#### Stored records
★ ★ ★
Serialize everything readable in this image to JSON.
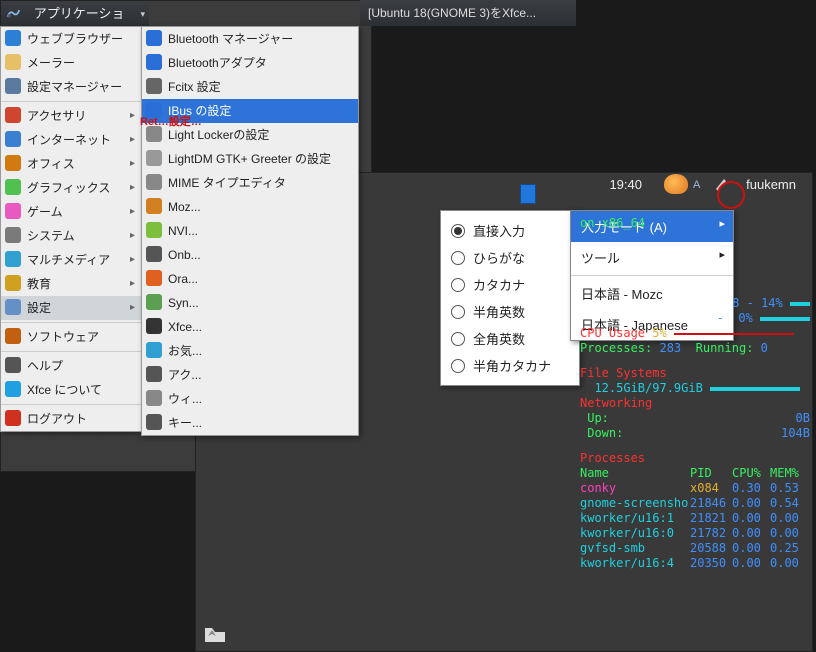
{
  "menubar": {
    "applications_label": "アプリケーション"
  },
  "window_title_1": "[Ubuntu 18(GNOME 3)をXfce...",
  "app_menu": {
    "items": [
      {
        "label": "ウェブブラウザー",
        "has_sub": false
      },
      {
        "label": "メーラー",
        "has_sub": false
      },
      {
        "label": "設定マネージャー",
        "has_sub": false
      },
      {
        "label": "アクセサリ",
        "has_sub": true
      },
      {
        "label": "インターネット",
        "has_sub": true
      },
      {
        "label": "オフィス",
        "has_sub": true
      },
      {
        "label": "グラフィックス",
        "has_sub": true
      },
      {
        "label": "ゲーム",
        "has_sub": true
      },
      {
        "label": "システム",
        "has_sub": true
      },
      {
        "label": "マルチメディア",
        "has_sub": true
      },
      {
        "label": "教育",
        "has_sub": true
      },
      {
        "label": "設定",
        "has_sub": true,
        "selected": true
      },
      {
        "label": "ソフトウェア",
        "has_sub": false
      },
      {
        "label": "ヘルプ",
        "has_sub": false
      },
      {
        "label": "Xfce について",
        "has_sub": false
      },
      {
        "label": "ログアウト",
        "has_sub": false
      }
    ],
    "icon_colors": [
      "#2b7fd4",
      "#e5c067",
      "#5a7aa0",
      "#d04530",
      "#3a80d0",
      "#d07a10",
      "#50c050",
      "#e85ac0",
      "#7a7a7a",
      "#30a0d0",
      "#d0a020",
      "#6590c5",
      "#c06010",
      "#555",
      "#20a0e0",
      "#d03020"
    ]
  },
  "submenu": {
    "items": [
      "Bluetooth マネージャー",
      "Bluetoothアダプタ",
      "Fcitx 設定",
      "IBus の設定",
      "Light Lockerの設定",
      "LightDM GTK+ Greeter の設定",
      "MIME タイプエディタ",
      "Moz...",
      "NVI...",
      "Onb...",
      "Ora...",
      "Syn...",
      "Xfce...",
      "お気...",
      "アク...",
      "ウィ...",
      "キー..."
    ],
    "highlight_index": 3,
    "icon_colors": [
      "#2a6fd8",
      "#2a6fd8",
      "#666",
      "#2a6fd8",
      "#888",
      "#999",
      "#888",
      "#d08020",
      "#7bbf3c",
      "#555",
      "#e06020",
      "#5aa050",
      "#333",
      "#30a0d0",
      "#555",
      "#888",
      "#555"
    ]
  },
  "panel": {
    "clock": "19:40",
    "user": "fuukemn"
  },
  "mozc_modes": {
    "items": [
      "直接入力",
      "ひらがな",
      "カタカナ",
      "半角英数",
      "全角英数",
      "半角カタカナ"
    ],
    "selected_index": 0
  },
  "mozc_menu": {
    "items": [
      {
        "label": "入力モード (A)",
        "has_sub": true,
        "hl": true
      },
      {
        "label": "ツール",
        "has_sub": true
      },
      {
        "label": "日本語 - Mozc"
      },
      {
        "label": "日本語 - Japanese"
      }
    ]
  },
  "conky": {
    "arch": "on x86_64",
    "cpu1": {
      "pct": "14%",
      "range": "8 -"
    },
    "cpu2": {
      "pct": "0%",
      "range": "- "
    },
    "cpu_usage_label": "CPU Usage",
    "cpu_usage_val": "5%",
    "processes_label": "Processes:",
    "processes_val": "283",
    "running_label": "Running:",
    "running_val": "0",
    "fs_header": "File Systems",
    "fs": "12.5GiB/97.9GiB",
    "net_header": "Networking",
    "up_label": "Up:",
    "up_val": "0B",
    "down_label": "Down:",
    "down_val": "104B",
    "proc_header": "Processes",
    "proc_cols": {
      "name": "Name",
      "pid": "PID",
      "cpu": "CPU%",
      "mem": "MEM%"
    },
    "proc_rows": [
      {
        "name": "conky",
        "pid": "x084",
        "cpu": "0.30",
        "mem": "0.53"
      },
      {
        "name": "gnome-screensho",
        "pid": "21846",
        "cpu": "0.00",
        "mem": "0.54"
      },
      {
        "name": "kworker/u16:1",
        "pid": "21821",
        "cpu": "0.00",
        "mem": "0.00"
      },
      {
        "name": "kworker/u16:0",
        "pid": "21782",
        "cpu": "0.00",
        "mem": "0.00"
      },
      {
        "name": "gvfsd-smb",
        "pid": "20588",
        "cpu": "0.00",
        "mem": "0.25"
      },
      {
        "name": "kworker/u16:4",
        "pid": "20350",
        "cpu": "0.00",
        "mem": "0.00"
      }
    ]
  }
}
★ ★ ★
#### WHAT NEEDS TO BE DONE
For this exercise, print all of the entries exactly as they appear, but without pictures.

#### OUTPUT
Serialize everything readable in this image to JSON.
{
  "menubar": {
    "applications_label": "アプリケーション"
  },
  "window_title_1": "[Ubuntu 18(GNOME 3)をXfce...",
  "app_menu": {
    "items": [
      {
        "label": "ウェブブラウザー",
        "has_sub": false
      },
      {
        "label": "メーラー",
        "has_sub": false
      },
      {
        "label": "設定マネージャー",
        "has_sub": false
      },
      {
        "label": "アクセサリ",
        "has_sub": true
      },
      {
        "label": "インターネット",
        "has_sub": true
      },
      {
        "label": "オフィス",
        "has_sub": true
      },
      {
        "label": "グラフィックス",
        "has_sub": true
      },
      {
        "label": "ゲーム",
        "has_sub": true
      },
      {
        "label": "システム",
        "has_sub": true
      },
      {
        "label": "マルチメディア",
        "has_sub": true
      },
      {
        "label": "教育",
        "has_sub": true
      },
      {
        "label": "設定",
        "has_sub": true,
        "selected": true
      },
      {
        "label": "ソフトウェア",
        "has_sub": false
      },
      {
        "label": "ヘルプ",
        "has_sub": false
      },
      {
        "label": "Xfce について",
        "has_sub": false
      },
      {
        "label": "ログアウト",
        "has_sub": false
      }
    ],
    "icon_colors": [
      "#2b7fd4",
      "#e5c067",
      "#5a7aa0",
      "#d04530",
      "#3a80d0",
      "#d07a10",
      "#50c050",
      "#e85ac0",
      "#7a7a7a",
      "#30a0d0",
      "#d0a020",
      "#6590c5",
      "#c06010",
      "#555",
      "#20a0e0",
      "#d03020"
    ]
  },
  "submenu": {
    "items": [
      "Bluetooth マネージャー",
      "Bluetoothアダプタ",
      "Fcitx 設定",
      "IBus の設定",
      "Light Lockerの設定",
      "LightDM GTK+ Greeter の設定",
      "MIME タイプエディタ",
      "Moz...",
      "NVI...",
      "Onb...",
      "Ora...",
      "Syn...",
      "Xfce...",
      "お気...",
      "アク...",
      "ウィ...",
      "キー..."
    ],
    "highlight_index": 3,
    "icon_colors": [
      "#2a6fd8",
      "#2a6fd8",
      "#666",
      "#2a6fd8",
      "#888",
      "#999",
      "#888",
      "#d08020",
      "#7bbf3c",
      "#555",
      "#e06020",
      "#5aa050",
      "#333",
      "#30a0d0",
      "#555",
      "#888",
      "#555"
    ]
  },
  "panel": {
    "clock": "19:40",
    "user": "fuukemn"
  },
  "mozc_modes": {
    "items": [
      "直接入力",
      "ひらがな",
      "カタカナ",
      "半角英数",
      "全角英数",
      "半角カタカナ"
    ],
    "selected_index": 0
  },
  "mozc_menu": {
    "items": [
      {
        "label": "入力モード (A)",
        "has_sub": true,
        "hl": true
      },
      {
        "label": "ツール",
        "has_sub": true
      },
      {
        "label": "日本語 - Mozc"
      },
      {
        "label": "日本語 - Japanese"
      }
    ]
  },
  "conky": {
    "arch": "on x86_64",
    "cpu1": {
      "pct": "14%",
      "range": "8 -"
    },
    "cpu2": {
      "pct": "0%",
      "range": "- "
    },
    "cpu_usage_label": "CPU Usage",
    "cpu_usage_val": "5%",
    "processes_label": "Processes:",
    "processes_val": "283",
    "running_label": "Running:",
    "running_val": "0",
    "fs_header": "File Systems",
    "fs": "12.5GiB/97.9GiB",
    "net_header": "Networking",
    "up_label": "Up:",
    "up_val": "0B",
    "down_label": "Down:",
    "down_val": "104B",
    "proc_header": "Processes",
    "proc_cols": {
      "name": "Name",
      "pid": "PID",
      "cpu": "CPU%",
      "mem": "MEM%"
    },
    "proc_rows": [
      {
        "name": "conky",
        "pid": "x084",
        "cpu": "0.30",
        "mem": "0.53"
      },
      {
        "name": "gnome-screensho",
        "pid": "21846",
        "cpu": "0.00",
        "mem": "0.54"
      },
      {
        "name": "kworker/u16:1",
        "pid": "21821",
        "cpu": "0.00",
        "mem": "0.00"
      },
      {
        "name": "kworker/u16:0",
        "pid": "21782",
        "cpu": "0.00",
        "mem": "0.00"
      },
      {
        "name": "gvfsd-smb",
        "pid": "20588",
        "cpu": "0.00",
        "mem": "0.25"
      },
      {
        "name": "kworker/u16:4",
        "pid": "20350",
        "cpu": "0.00",
        "mem": "0.00"
      }
    ]
  }
}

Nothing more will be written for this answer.